WHAT YOU ARE ASKED TO DO —
Output each record in full, exactly as it stands.

DATA SHOWN —
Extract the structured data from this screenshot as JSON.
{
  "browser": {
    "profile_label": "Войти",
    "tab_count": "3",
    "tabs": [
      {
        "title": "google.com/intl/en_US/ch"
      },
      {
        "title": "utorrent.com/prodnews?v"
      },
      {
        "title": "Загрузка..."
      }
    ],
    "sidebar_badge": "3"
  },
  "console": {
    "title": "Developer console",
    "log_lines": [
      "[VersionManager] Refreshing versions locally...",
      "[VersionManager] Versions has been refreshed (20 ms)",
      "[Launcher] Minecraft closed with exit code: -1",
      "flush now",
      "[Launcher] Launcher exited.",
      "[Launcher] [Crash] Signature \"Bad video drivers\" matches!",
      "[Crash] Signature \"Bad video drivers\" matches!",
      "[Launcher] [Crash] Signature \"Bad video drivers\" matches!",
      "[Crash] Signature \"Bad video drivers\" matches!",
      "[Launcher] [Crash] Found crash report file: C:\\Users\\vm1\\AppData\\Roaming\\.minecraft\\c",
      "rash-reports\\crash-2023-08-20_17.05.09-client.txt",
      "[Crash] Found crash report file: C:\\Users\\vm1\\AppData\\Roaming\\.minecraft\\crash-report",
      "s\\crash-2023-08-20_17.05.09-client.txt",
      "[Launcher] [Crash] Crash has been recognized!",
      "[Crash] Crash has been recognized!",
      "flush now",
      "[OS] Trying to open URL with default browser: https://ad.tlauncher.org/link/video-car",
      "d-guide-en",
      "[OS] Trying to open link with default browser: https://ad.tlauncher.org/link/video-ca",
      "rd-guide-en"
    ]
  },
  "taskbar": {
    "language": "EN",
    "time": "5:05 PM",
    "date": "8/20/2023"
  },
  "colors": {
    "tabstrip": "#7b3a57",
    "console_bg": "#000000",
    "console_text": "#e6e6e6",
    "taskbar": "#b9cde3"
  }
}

ANSWER TO THIS EXERCISE —
Extract the structured data from this screenshot as JSON.
{
  "browser": {
    "profile_label": "Войти",
    "tab_count": "3",
    "tabs": [
      {
        "title": "google.com/intl/en_US/ch"
      },
      {
        "title": "utorrent.com/prodnews?v"
      },
      {
        "title": "Загрузка..."
      }
    ],
    "sidebar_badge": "3"
  },
  "console": {
    "title": "Developer console",
    "log_lines": [
      "[VersionManager] Refreshing versions locally...",
      "[VersionManager] Versions has been refreshed (20 ms)",
      "[Launcher] Minecraft closed with exit code: -1",
      "flush now",
      "[Launcher] Launcher exited.",
      "[Launcher] [Crash] Signature \"Bad video drivers\" matches!",
      "[Crash] Signature \"Bad video drivers\" matches!",
      "[Launcher] [Crash] Signature \"Bad video drivers\" matches!",
      "[Crash] Signature \"Bad video drivers\" matches!",
      "[Launcher] [Crash] Found crash report file: C:\\Users\\vm1\\AppData\\Roaming\\.minecraft\\c",
      "rash-reports\\crash-2023-08-20_17.05.09-client.txt",
      "[Crash] Found crash report file: C:\\Users\\vm1\\AppData\\Roaming\\.minecraft\\crash-report",
      "s\\crash-2023-08-20_17.05.09-client.txt",
      "[Launcher] [Crash] Crash has been recognized!",
      "[Crash] Crash has been recognized!",
      "flush now",
      "[OS] Trying to open URL with default browser: https://ad.tlauncher.org/link/video-car",
      "d-guide-en",
      "[OS] Trying to open link with default browser: https://ad.tlauncher.org/link/video-ca",
      "rd-guide-en"
    ]
  },
  "taskbar": {
    "language": "EN",
    "time": "5:05 PM",
    "date": "8/20/2023"
  },
  "colors": {
    "tabstrip": "#7b3a57",
    "console_bg": "#000000",
    "console_text": "#e6e6e6",
    "taskbar": "#b9cde3"
  }
}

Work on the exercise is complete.